It's not due to arrive at the Kennedy Center until Dec. 17 but that's not keeping those responsible for the current London hit musical "Les Miserables" from trumpeting a little advance notice for the play's American premiere. "With the big shows you can't start talking about them too far in advance," said Cameron Mackintosh, who is coproducing the musical adaptation of Victor Hugo's classic novel with the Royal Shakespeare Company.
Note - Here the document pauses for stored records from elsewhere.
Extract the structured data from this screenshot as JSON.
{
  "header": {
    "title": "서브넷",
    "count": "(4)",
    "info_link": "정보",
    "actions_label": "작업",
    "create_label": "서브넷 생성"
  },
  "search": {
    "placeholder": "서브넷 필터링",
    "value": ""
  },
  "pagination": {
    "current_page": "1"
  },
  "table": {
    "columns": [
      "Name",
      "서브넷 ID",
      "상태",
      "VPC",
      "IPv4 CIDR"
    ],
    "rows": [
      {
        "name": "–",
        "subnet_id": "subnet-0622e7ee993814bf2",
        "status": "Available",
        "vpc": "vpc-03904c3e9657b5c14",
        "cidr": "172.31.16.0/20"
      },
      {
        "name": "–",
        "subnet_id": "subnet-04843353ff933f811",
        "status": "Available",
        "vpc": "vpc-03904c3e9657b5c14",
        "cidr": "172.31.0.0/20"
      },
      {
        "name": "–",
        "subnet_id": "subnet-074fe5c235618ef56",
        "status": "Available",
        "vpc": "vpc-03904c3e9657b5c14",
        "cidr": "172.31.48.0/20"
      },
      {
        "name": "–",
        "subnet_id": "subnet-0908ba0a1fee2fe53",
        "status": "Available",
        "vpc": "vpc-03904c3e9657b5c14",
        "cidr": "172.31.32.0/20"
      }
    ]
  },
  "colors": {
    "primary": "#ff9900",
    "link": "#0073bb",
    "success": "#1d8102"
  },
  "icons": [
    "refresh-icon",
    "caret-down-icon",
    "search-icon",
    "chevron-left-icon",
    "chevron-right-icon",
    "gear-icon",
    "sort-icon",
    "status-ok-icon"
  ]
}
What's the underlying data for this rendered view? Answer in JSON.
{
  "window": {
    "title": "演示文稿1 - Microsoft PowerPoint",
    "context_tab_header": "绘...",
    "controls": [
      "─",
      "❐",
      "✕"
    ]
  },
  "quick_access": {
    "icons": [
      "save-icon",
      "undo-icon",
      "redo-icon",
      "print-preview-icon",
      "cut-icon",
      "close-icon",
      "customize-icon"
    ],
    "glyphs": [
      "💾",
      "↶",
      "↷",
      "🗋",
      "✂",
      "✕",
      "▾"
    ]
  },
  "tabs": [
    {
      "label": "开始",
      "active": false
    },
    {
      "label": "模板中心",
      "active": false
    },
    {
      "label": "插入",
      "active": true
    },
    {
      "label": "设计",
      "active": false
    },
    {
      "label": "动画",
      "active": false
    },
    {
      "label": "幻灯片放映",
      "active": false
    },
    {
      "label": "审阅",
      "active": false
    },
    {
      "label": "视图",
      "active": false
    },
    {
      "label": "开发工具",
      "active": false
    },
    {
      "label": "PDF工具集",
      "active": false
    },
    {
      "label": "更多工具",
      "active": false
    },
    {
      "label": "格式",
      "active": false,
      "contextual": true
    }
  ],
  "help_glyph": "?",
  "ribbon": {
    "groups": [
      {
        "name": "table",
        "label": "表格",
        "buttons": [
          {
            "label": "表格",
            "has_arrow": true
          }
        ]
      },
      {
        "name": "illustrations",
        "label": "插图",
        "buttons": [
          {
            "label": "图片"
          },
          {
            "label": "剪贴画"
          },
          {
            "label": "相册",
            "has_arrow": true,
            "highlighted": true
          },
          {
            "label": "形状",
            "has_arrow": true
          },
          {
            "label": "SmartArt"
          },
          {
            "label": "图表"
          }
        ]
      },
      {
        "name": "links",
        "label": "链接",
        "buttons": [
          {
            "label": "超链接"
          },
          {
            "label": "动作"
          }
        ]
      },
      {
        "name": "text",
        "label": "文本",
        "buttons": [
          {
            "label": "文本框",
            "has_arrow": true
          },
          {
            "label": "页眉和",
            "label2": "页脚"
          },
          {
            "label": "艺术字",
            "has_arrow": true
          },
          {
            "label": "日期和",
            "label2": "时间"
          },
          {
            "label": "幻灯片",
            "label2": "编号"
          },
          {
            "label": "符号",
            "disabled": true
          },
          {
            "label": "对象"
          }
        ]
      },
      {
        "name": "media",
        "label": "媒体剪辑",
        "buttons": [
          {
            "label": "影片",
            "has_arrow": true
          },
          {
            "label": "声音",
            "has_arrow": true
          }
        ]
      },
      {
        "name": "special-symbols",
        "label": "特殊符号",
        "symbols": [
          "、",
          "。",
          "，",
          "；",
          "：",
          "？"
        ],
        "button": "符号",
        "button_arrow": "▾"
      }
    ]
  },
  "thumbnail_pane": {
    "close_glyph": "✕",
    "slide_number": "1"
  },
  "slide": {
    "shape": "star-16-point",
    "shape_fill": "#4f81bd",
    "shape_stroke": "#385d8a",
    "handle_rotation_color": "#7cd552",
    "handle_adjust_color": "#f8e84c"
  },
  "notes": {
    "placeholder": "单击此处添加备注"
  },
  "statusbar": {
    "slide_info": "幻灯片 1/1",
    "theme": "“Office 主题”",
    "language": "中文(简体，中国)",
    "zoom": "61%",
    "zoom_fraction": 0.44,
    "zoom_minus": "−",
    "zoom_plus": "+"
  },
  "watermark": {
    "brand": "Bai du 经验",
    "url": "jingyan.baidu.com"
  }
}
Actually, nine months notice may be pressing things a bit for Mackintosh, who said he was promoting "Cats" in Australia two years before it opened there.

Costs for the U.S. production of "Les Miserables," which will move to Broadway following its eight-week run at the Opera House, are expected to be $4- to $4.5 million, according to Mackintosh, who appeared yesterday at a slide preview of the musical with writers Alain Boublil and Claude-Michel Schonberg, and John Caird, who is sharing directing duties with Trevor Nunn, coartistic director of the Royal Shakespeare Company.

There is currently "an enormous popular appetite for epic theater," observed Caird, who, with Nunn, codirected "The Life and Adventures of Nicholas Nickleby," which is being revived in London, and is scheduled to open here at the National Theatre at about the same time as "Les Miserables."

Reached by telephone in London, where he is currently in rehearsals for the new Tim Rice/Abba musical "Chess," Nunn said working on three productions simultaneously was "not that complicated."

In comparing his staging of "Nicholas Nickleby" with "Les Miserables," Nunn said the latter had "much, much more simple a skeleton to reveal. The bones of the plot are so much clearer."

He did note, however, that "adapting a great work of literature can quickly lead to intellectual snobbery" on the part of the audience.

"I don't recommend that everyone should rush to the great novels and turn them into theater -- and more difficult than that, musical theater," said Nunn.

It might come as a surprise then that one of Nunn's future projects is a musical adaptation of Anthony Burgess' novel "A Clockwork Orange."

Student Productions

Six plays have been selected from 587 entries as finalists in the 18th annual American College Theatre Festival and will be presented in the Kennedy Center's Terrace Theater between March 31 and April 12. This year's festival features four original works, the highest proportion of new plays ever presented at a national festival in ACTF history.

The Irene Ryan Evening of Scenes, a perennial favorite, will be April 6, with 12 regional prize-winning college performers competing for two $2,500 scholarships. Free tickets for all events will be distributed on a first-come, first-admitted basis -- with a limit of two tickets per person, per show -- on Saturday at 11 a.m. in the Grand Foyer of the Kennedy Center. Seats not claimed 10 minutes before curtain time will be made available to those not holding tickets.

From the Congressional Record

"I spent about half the time writing and half the time weeping," said Gus Weill of his play "Rosenfeld's War," which receives its first public reading Saturday and Sunday at 8 p.m. at the Jewish Community Center of Greater Washington. The play, which Weill described as "almost documentary" and "90 percent absolutely true," follows a bill introduced in Congress in the summer of 1939 that called for immigration quotas to be increased to allow 10,000 primarily Jewish refugee children to emigrate from Europe to the U.S.

"What finally happened to that legislation is totally shocking," said Weill, whose play is based on Congressional Record archives. "It's difficult to write about the Holocaust," he said. "The human being doesn't have the faculties of summing up that much horror." Weill said that by focusing on "one small incident, maybe that way I can bring it closer to home."

Talent Hunt

The Friends of the Kennedy Center are seeking entertainers of all kinds to donate their talents to the second annual Open House -- "INSIDE/OUT" -- a daylong festival to be held in and around the Kennedy Center June 22. Auditions for the free event, which last year drew more than 50,000 spectators, will take place at the Kennedy Center March 25-27 from 6-10 p.m. Audition appointments can be made today and tomorrow from noon to 5:30 p.m.; call Susan Lamb at 254-8700.

Helen Hayes Nominations

Nominations for the second annual Helen Hayes Awards will be announced tonight at the residence of the British Embassy. The awards presentation will be April 28 at the National Theatre, with Anne Jackson and Eli Wallach serving as masters of ceremonies. Tickets for the black-tie event are $250, which includes a preawards cocktail reception hosted by Hayes at the Octagon, orchestra seating for the ceremony and a postawards gala at the National Press Club, or $100 for mezzanine seating and the gala. Only mail orders will be accepted, with checks made payable to the Washington Theatre Awards Society, 2233 Wisconsin Ave. NW, Suite 300, Washington, D.C. 20007.